§ **Data for the task**:
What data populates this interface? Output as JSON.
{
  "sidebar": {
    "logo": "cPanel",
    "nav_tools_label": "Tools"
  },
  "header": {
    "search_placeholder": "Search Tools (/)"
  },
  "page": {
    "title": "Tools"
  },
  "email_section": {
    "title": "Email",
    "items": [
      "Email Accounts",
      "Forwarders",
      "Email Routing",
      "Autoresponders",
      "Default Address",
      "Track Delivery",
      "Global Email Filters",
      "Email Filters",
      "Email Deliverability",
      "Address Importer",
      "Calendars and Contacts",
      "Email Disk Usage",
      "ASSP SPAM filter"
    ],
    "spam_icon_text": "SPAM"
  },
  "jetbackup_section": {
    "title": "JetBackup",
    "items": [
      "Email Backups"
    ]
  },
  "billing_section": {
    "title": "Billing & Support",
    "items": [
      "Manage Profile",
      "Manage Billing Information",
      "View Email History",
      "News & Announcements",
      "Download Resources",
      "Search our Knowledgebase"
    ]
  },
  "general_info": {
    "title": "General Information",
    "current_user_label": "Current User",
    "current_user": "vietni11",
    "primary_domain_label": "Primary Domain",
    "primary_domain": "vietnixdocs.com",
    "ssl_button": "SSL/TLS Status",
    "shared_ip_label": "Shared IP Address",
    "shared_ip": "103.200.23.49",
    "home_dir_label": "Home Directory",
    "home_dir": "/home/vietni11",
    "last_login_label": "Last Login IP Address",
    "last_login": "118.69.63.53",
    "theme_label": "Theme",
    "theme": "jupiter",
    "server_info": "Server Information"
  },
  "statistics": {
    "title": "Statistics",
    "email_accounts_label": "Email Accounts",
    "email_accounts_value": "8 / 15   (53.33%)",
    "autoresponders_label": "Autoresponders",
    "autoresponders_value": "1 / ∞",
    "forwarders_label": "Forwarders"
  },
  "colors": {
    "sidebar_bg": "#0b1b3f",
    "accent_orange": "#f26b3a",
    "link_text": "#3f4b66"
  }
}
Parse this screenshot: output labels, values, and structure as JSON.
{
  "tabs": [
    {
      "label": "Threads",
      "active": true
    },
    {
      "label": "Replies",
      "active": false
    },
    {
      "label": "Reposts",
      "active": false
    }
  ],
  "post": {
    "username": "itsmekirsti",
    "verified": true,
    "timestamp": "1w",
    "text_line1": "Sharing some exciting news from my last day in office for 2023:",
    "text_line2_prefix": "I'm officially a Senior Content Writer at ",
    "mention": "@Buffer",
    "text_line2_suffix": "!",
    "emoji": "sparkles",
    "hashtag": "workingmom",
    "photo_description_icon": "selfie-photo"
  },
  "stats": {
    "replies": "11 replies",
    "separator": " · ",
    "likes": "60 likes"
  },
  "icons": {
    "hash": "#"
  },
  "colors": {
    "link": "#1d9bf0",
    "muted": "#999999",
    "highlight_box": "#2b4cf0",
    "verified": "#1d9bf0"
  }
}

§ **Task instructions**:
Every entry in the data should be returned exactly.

§ **Expected answer**:
What data populates this interface? Output as JSON.
{
  "sidebar": {
    "logo": "cPanel",
    "nav_tools_label": "Tools"
  },
  "header": {
    "search_placeholder": "Search Tools (/)"
  },
  "page": {
    "title": "Tools"
  },
  "email_section": {
    "title": "Email",
    "items": [
      "Email Accounts",
      "Forwarders",
      "Email Routing",
      "Autoresponders",
      "Default Address",
      "Track Delivery",
      "Global Email Filters",
      "Email Filters",
      "Email Deliverability",
      "Address Importer",
      "Calendars and Contacts",
      "Email Disk Usage",
      "ASSP SPAM filter"
    ],
    "spam_icon_text": "SPAM"
  },
  "jetbackup_section": {
    "title": "JetBackup",
    "items": [
      "Email Backups"
    ]
  },
  "billing_section": {
    "title": "Billing & Support",
    "items": [
      "Manage Profile",
      "Manage Billing Information",
      "View Email History",
      "News & Announcements",
      "Download Resources",
      "Search our Knowledgebase"
    ]
  },
  "general_info": {
    "title": "General Information",
    "current_user_label": "Current User",
    "current_user": "vietni11",
    "primary_domain_label": "Primary Domain",
    "primary_domain": "vietnixdocs.com",
    "ssl_button": "SSL/TLS Status",
    "shared_ip_label": "Shared IP Address",
    "shared_ip": "103.200.23.49",
    "home_dir_label": "Home Directory",
    "home_dir": "/home/vietni11",
    "last_login_label": "Last Login IP Address",
    "last_login": "118.69.63.53",
    "theme_label": "Theme",
    "theme": "jupiter",
    "server_info": "Server Information"
  },
  "statistics": {
    "title": "Statistics",
    "email_accounts_label": "Email Accounts",
    "email_accounts_value": "8 / 15   (53.33%)",
    "autoresponders_label": "Autoresponders",
    "autoresponders_value": "1 / ∞",
    "forwarders_label": "Forwarders"
  },
  "colors": {
    "sidebar_bg": "#0b1b3f",
    "accent_orange": "#f26b3a",
    "link_text": "#3f4b66"
  }
}
Parse this screenshot: output labels, values, and structure as JSON.
{
  "tabs": [
    {
      "label": "Threads",
      "active": true
    },
    {
      "label": "Replies",
      "active": false
    },
    {
      "label": "Reposts",
      "active": false
    }
  ],
  "post": {
    "username": "itsmekirsti",
    "verified": true,
    "timestamp": "1w",
    "text_line1": "Sharing some exciting news from my last day in office for 2023:",
    "text_line2_prefix": "I'm officially a Senior Content Writer at ",
    "mention": "@Buffer",
    "text_line2_suffix": "!",
    "emoji": "sparkles",
    "hashtag": "workingmom",
    "photo_description_icon": "selfie-photo"
  },
  "stats": {
    "replies": "11 replies",
    "separator": " · ",
    "likes": "60 likes"
  },
  "icons": {
    "hash": "#"
  },
  "colors": {
    "link": "#1d9bf0",
    "muted": "#999999",
    "highlight_box": "#2b4cf0",
    "verified": "#1d9bf0"
  }
}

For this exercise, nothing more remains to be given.